The required output is all lines below that contain the word "text".

(App and web page records)
***

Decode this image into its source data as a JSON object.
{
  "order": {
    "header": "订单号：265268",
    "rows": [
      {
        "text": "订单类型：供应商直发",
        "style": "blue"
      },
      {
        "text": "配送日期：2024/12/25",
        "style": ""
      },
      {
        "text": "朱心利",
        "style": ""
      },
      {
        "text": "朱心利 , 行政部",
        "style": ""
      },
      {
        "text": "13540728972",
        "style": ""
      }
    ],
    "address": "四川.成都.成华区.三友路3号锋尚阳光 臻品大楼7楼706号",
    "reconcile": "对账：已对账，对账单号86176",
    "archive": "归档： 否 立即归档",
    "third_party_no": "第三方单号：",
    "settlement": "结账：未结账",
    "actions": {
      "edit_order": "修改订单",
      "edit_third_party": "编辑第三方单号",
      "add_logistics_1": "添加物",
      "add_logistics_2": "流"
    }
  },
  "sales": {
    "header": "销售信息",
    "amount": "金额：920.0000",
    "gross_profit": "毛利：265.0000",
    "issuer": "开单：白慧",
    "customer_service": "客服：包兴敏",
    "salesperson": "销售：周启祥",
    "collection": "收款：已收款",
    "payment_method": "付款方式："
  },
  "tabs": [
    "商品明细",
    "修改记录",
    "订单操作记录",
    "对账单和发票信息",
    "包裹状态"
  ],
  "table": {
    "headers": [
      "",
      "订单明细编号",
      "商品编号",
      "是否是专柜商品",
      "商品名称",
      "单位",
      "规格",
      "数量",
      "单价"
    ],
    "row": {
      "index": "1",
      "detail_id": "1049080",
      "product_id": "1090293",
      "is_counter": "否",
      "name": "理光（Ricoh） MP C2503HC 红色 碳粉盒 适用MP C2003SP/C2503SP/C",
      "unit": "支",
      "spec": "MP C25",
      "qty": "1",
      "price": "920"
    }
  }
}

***

**REPLY:**
        "text": "订单类型：供应商直发",
        "text": "配送日期：2024/12/25",
        "text": "朱心利",
        "text": "朱心利 , 行政部",
        "text": "13540728972",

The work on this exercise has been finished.